Dataset rows describing interfaces:
|---|

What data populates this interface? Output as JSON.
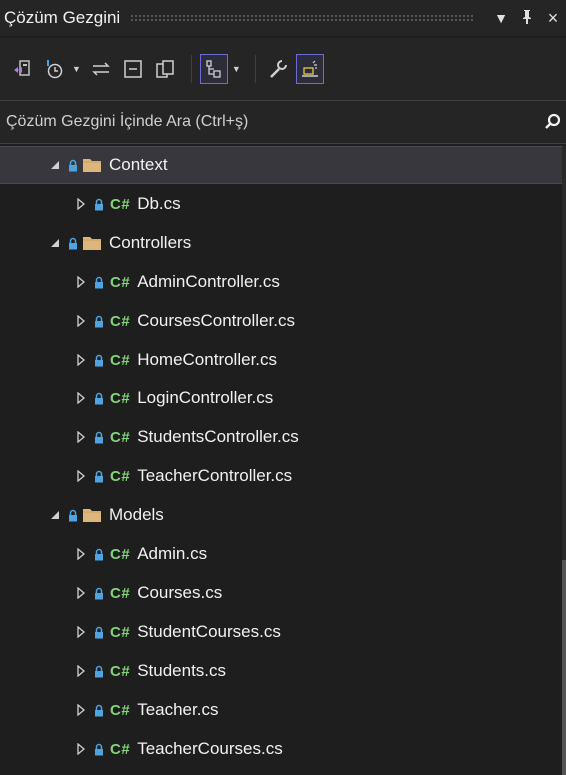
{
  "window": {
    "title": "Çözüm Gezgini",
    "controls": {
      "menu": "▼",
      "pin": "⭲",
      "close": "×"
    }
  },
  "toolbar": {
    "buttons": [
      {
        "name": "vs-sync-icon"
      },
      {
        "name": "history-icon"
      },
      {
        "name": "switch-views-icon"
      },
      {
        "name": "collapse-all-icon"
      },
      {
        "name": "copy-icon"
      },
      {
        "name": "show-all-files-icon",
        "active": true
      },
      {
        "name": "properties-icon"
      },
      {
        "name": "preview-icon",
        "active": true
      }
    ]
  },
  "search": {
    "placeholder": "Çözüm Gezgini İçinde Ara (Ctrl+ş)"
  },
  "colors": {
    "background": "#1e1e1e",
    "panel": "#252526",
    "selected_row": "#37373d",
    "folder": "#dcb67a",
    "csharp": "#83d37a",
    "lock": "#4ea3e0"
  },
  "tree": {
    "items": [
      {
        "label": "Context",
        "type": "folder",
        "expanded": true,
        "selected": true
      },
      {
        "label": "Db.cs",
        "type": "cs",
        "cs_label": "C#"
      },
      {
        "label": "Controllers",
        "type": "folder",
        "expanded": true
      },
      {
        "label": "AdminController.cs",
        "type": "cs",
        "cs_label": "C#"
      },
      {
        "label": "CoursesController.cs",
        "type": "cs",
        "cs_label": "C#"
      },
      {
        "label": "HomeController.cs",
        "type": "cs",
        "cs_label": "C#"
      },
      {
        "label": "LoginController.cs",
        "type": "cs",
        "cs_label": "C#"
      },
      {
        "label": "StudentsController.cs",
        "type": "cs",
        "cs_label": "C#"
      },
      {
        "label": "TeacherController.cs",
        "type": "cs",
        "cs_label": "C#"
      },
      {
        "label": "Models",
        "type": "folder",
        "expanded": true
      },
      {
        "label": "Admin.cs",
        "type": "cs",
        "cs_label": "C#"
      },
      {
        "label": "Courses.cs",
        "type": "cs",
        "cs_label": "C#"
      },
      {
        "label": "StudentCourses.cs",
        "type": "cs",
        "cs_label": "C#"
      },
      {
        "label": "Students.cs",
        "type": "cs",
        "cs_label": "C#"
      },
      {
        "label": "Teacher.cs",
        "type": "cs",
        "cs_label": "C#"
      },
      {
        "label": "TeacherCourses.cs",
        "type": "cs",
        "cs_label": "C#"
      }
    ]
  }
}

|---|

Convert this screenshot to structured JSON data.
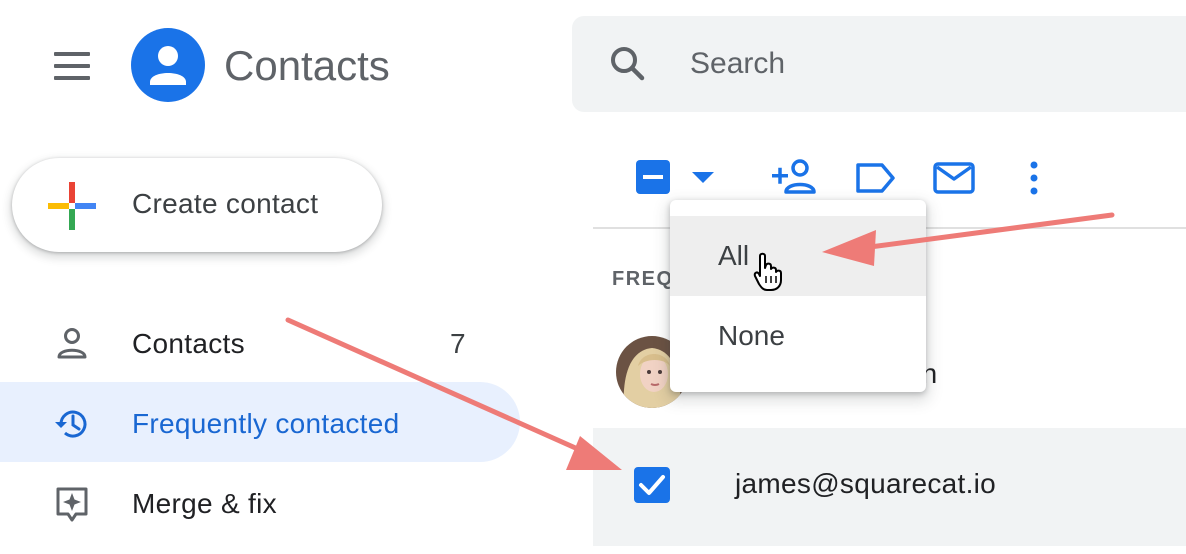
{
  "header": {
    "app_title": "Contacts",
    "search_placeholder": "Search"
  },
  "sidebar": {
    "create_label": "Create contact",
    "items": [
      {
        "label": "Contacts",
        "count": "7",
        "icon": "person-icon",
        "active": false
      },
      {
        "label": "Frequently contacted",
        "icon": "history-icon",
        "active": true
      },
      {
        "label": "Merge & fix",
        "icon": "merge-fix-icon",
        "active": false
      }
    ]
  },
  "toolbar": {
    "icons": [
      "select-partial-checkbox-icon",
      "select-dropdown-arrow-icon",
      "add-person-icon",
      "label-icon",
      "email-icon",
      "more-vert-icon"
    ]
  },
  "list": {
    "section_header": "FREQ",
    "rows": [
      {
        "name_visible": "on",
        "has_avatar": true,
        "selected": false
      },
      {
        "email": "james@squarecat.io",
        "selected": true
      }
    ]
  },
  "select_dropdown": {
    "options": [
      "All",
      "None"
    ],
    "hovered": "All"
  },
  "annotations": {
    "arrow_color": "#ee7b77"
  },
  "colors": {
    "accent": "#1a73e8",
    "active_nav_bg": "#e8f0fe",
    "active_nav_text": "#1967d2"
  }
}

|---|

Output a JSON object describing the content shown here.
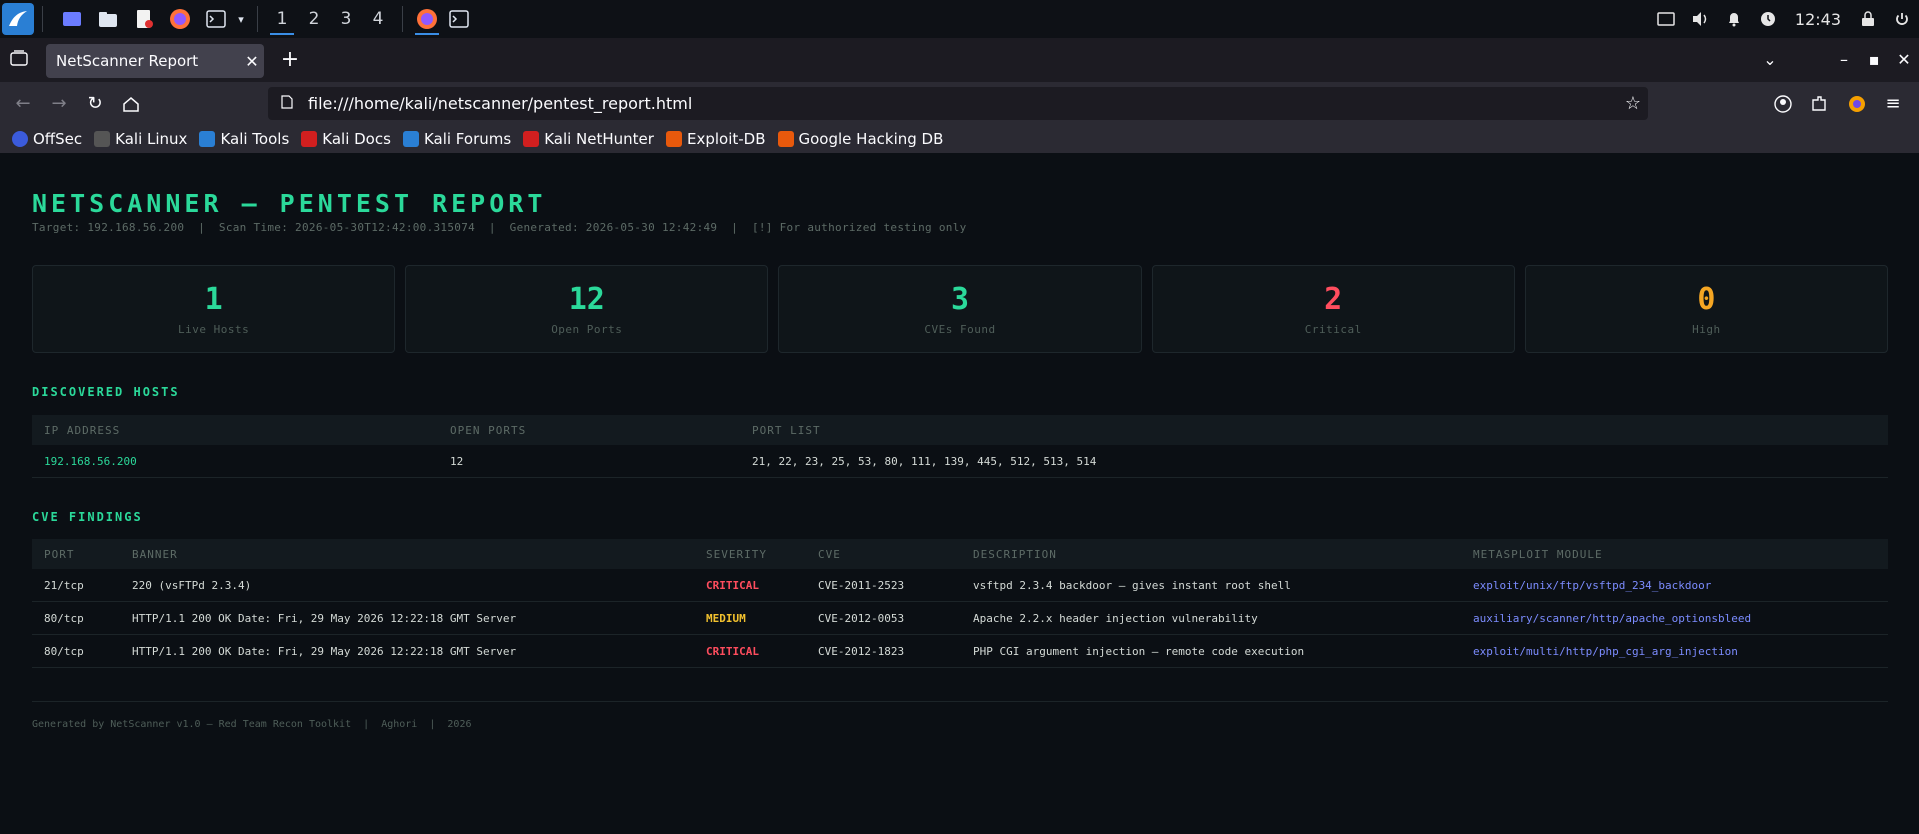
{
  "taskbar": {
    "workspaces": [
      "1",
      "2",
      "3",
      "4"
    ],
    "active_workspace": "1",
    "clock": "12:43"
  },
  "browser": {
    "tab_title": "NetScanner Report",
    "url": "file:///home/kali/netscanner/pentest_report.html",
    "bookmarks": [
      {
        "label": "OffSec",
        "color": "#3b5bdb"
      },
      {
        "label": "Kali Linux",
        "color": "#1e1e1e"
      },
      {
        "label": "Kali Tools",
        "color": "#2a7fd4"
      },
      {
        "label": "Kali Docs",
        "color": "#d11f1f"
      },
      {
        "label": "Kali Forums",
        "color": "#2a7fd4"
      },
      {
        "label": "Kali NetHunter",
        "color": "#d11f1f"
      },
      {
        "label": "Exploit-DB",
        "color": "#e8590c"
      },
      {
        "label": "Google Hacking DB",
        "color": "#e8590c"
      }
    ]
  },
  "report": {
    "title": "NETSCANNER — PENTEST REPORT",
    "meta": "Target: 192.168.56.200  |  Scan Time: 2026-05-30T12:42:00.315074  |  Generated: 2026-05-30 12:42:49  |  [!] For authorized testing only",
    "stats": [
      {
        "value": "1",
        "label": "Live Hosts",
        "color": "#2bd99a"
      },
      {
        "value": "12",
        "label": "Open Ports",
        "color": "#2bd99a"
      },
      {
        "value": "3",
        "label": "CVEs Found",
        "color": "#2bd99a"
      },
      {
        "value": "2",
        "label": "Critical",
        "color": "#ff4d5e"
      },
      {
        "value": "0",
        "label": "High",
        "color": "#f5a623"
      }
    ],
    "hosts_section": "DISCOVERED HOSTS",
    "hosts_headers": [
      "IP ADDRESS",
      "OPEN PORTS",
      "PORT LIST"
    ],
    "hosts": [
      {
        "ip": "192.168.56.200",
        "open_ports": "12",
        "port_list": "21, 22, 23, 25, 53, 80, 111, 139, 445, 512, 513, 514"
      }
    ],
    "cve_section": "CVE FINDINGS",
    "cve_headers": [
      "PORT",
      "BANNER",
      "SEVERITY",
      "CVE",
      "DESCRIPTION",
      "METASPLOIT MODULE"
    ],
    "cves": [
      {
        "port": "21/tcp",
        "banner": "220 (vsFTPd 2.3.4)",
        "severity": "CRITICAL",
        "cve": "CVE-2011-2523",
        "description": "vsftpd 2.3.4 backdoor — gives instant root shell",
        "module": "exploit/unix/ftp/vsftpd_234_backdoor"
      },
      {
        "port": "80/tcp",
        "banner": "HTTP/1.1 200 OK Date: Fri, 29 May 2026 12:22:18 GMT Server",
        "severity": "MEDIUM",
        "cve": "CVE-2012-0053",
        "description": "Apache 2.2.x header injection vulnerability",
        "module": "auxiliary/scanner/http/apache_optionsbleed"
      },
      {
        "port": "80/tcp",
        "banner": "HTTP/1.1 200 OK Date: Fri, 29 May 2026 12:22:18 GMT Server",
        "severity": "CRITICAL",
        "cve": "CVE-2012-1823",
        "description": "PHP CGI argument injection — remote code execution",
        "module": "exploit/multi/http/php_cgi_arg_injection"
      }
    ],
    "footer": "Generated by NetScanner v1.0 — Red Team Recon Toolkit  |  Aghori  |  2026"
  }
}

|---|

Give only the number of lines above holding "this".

2